◆ **EXERCISE GOAL**:
Your answer must be a word-for-word copy of the data.
========================
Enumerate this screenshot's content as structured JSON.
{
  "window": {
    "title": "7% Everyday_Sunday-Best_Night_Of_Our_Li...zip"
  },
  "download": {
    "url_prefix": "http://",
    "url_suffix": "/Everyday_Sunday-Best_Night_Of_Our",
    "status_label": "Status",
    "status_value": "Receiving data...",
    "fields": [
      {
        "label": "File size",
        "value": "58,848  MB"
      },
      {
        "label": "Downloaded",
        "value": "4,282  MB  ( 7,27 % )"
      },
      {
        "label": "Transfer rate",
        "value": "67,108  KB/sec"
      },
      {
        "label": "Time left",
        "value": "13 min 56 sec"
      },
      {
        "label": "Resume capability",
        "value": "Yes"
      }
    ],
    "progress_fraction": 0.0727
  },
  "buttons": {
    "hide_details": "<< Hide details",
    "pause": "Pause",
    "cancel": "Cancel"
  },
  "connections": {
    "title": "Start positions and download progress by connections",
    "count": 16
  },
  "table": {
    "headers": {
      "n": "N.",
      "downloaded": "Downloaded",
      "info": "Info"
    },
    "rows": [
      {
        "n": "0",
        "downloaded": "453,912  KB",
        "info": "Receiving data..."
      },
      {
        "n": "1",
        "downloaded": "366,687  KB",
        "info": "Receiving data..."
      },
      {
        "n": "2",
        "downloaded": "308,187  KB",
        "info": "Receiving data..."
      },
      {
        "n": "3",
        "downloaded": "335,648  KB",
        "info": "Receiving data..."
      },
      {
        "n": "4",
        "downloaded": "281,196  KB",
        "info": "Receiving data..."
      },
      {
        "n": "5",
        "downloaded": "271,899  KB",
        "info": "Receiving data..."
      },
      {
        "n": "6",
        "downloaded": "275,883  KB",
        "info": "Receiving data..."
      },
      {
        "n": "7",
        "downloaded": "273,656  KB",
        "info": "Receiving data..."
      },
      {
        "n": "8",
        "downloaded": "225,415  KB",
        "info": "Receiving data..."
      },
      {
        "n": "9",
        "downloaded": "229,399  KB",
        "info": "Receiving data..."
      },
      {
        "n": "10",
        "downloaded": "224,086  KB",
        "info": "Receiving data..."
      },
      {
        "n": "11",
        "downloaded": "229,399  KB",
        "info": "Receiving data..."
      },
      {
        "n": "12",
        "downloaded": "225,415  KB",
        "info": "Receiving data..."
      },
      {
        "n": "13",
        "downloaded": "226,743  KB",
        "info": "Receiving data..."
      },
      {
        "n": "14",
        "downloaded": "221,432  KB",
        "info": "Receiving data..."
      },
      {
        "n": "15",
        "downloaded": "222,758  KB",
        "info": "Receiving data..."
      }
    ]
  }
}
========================
◆ **RESULT FOR THIS TASK**:
Enumerate this screenshot's content as structured JSON.
{
  "window": {
    "title": "7% Everyday_Sunday-Best_Night_Of_Our_Li...zip"
  },
  "download": {
    "url_prefix": "http://",
    "url_suffix": "/Everyday_Sunday-Best_Night_Of_Our",
    "status_label": "Status",
    "status_value": "Receiving data...",
    "fields": [
      {
        "label": "File size",
        "value": "58,848  MB"
      },
      {
        "label": "Downloaded",
        "value": "4,282  MB  ( 7,27 % )"
      },
      {
        "label": "Transfer rate",
        "value": "67,108  KB/sec"
      },
      {
        "label": "Time left",
        "value": "13 min 56 sec"
      },
      {
        "label": "Resume capability",
        "value": "Yes"
      }
    ],
    "progress_fraction": 0.0727
  },
  "buttons": {
    "hide_details": "<< Hide details",
    "pause": "Pause",
    "cancel": "Cancel"
  },
  "connections": {
    "title": "Start positions and download progress by connections",
    "count": 16
  },
  "table": {
    "headers": {
      "n": "N.",
      "downloaded": "Downloaded",
      "info": "Info"
    },
    "rows": [
      {
        "n": "0",
        "downloaded": "453,912  KB",
        "info": "Receiving data..."
      },
      {
        "n": "1",
        "downloaded": "366,687  KB",
        "info": "Receiving data..."
      },
      {
        "n": "2",
        "downloaded": "308,187  KB",
        "info": "Receiving data..."
      },
      {
        "n": "3",
        "downloaded": "335,648  KB",
        "info": "Receiving data..."
      },
      {
        "n": "4",
        "downloaded": "281,196  KB",
        "info": "Receiving data..."
      },
      {
        "n": "5",
        "downloaded": "271,899  KB",
        "info": "Receiving data..."
      },
      {
        "n": "6",
        "downloaded": "275,883  KB",
        "info": "Receiving data..."
      },
      {
        "n": "7",
        "downloaded": "273,656  KB",
        "info": "Receiving data..."
      },
      {
        "n": "8",
        "downloaded": "225,415  KB",
        "info": "Receiving data..."
      },
      {
        "n": "9",
        "downloaded": "229,399  KB",
        "info": "Receiving data..."
      },
      {
        "n": "10",
        "downloaded": "224,086  KB",
        "info": "Receiving data..."
      },
      {
        "n": "11",
        "downloaded": "229,399  KB",
        "info": "Receiving data..."
      },
      {
        "n": "12",
        "downloaded": "225,415  KB",
        "info": "Receiving data..."
      },
      {
        "n": "13",
        "downloaded": "226,743  KB",
        "info": "Receiving data..."
      },
      {
        "n": "14",
        "downloaded": "221,432  KB",
        "info": "Receiving data..."
      },
      {
        "n": "15",
        "downloaded": "222,758  KB",
        "info": "Receiving data..."
      }
    ]
  }
}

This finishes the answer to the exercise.